[Stored data entries]
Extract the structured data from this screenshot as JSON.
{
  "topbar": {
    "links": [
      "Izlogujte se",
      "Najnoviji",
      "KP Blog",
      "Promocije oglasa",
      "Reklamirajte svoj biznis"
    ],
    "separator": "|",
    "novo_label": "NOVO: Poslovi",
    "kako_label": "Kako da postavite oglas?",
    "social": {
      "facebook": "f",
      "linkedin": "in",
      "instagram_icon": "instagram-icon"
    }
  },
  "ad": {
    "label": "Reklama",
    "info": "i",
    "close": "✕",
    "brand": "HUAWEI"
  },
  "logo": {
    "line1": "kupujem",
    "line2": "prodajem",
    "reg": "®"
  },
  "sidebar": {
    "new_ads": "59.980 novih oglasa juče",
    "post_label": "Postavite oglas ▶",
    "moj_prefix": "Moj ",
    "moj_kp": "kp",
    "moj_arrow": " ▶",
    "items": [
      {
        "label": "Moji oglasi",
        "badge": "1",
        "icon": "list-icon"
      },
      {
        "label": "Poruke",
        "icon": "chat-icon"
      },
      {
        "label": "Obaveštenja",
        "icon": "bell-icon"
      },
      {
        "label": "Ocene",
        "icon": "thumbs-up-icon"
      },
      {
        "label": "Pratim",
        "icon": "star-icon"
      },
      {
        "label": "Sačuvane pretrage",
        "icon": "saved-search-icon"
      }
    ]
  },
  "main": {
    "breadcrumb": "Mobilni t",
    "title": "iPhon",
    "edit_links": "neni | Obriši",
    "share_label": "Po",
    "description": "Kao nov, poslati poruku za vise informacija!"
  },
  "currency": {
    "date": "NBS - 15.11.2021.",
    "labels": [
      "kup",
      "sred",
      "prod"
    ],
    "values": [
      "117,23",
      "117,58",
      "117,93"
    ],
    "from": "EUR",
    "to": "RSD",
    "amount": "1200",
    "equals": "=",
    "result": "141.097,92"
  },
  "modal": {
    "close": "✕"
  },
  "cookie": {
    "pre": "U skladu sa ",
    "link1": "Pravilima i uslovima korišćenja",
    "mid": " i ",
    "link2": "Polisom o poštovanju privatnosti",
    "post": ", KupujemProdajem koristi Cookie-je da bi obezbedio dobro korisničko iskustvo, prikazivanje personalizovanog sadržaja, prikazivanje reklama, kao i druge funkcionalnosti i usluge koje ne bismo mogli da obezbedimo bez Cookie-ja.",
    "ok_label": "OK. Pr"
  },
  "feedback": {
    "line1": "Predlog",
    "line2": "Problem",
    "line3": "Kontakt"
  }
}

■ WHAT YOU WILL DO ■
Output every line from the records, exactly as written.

■ RESPONSE ■
Extract the structured data from this screenshot as JSON.
{
  "topbar": {
    "links": [
      "Izlogujte se",
      "Najnoviji",
      "KP Blog",
      "Promocije oglasa",
      "Reklamirajte svoj biznis"
    ],
    "separator": "|",
    "novo_label": "NOVO: Poslovi",
    "kako_label": "Kako da postavite oglas?",
    "social": {
      "facebook": "f",
      "linkedin": "in",
      "instagram_icon": "instagram-icon"
    }
  },
  "ad": {
    "label": "Reklama",
    "info": "i",
    "close": "✕",
    "brand": "HUAWEI"
  },
  "logo": {
    "line1": "kupujem",
    "line2": "prodajem",
    "reg": "®"
  },
  "sidebar": {
    "new_ads": "59.980 novih oglasa juče",
    "post_label": "Postavite oglas ▶",
    "moj_prefix": "Moj ",
    "moj_kp": "kp",
    "moj_arrow": " ▶",
    "items": [
      {
        "label": "Moji oglasi",
        "badge": "1",
        "icon": "list-icon"
      },
      {
        "label": "Poruke",
        "icon": "chat-icon"
      },
      {
        "label": "Obaveštenja",
        "icon": "bell-icon"
      },
      {
        "label": "Ocene",
        "icon": "thumbs-up-icon"
      },
      {
        "label": "Pratim",
        "icon": "star-icon"
      },
      {
        "label": "Sačuvane pretrage",
        "icon": "saved-search-icon"
      }
    ]
  },
  "main": {
    "breadcrumb": "Mobilni t",
    "title": "iPhon",
    "edit_links": "neni | Obriši",
    "share_label": "Po",
    "description": "Kao nov, poslati poruku za vise informacija!"
  },
  "currency": {
    "date": "NBS - 15.11.2021.",
    "labels": [
      "kup",
      "sred",
      "prod"
    ],
    "values": [
      "117,23",
      "117,58",
      "117,93"
    ],
    "from": "EUR",
    "to": "RSD",
    "amount": "1200",
    "equals": "=",
    "result": "141.097,92"
  },
  "modal": {
    "close": "✕"
  },
  "cookie": {
    "pre": "U skladu sa ",
    "link1": "Pravilima i uslovima korišćenja",
    "mid": " i ",
    "link2": "Polisom o poštovanju privatnosti",
    "post": ", KupujemProdajem koristi Cookie-je da bi obezbedio dobro korisničko iskustvo, prikazivanje personalizovanog sadržaja, prikazivanje reklama, kao i druge funkcionalnosti i usluge koje ne bismo mogli da obezbedimo bez Cookie-ja.",
    "ok_label": "OK. Pr"
  },
  "feedback": {
    "line1": "Predlog",
    "line2": "Problem",
    "line3": "Kontakt"
  }
}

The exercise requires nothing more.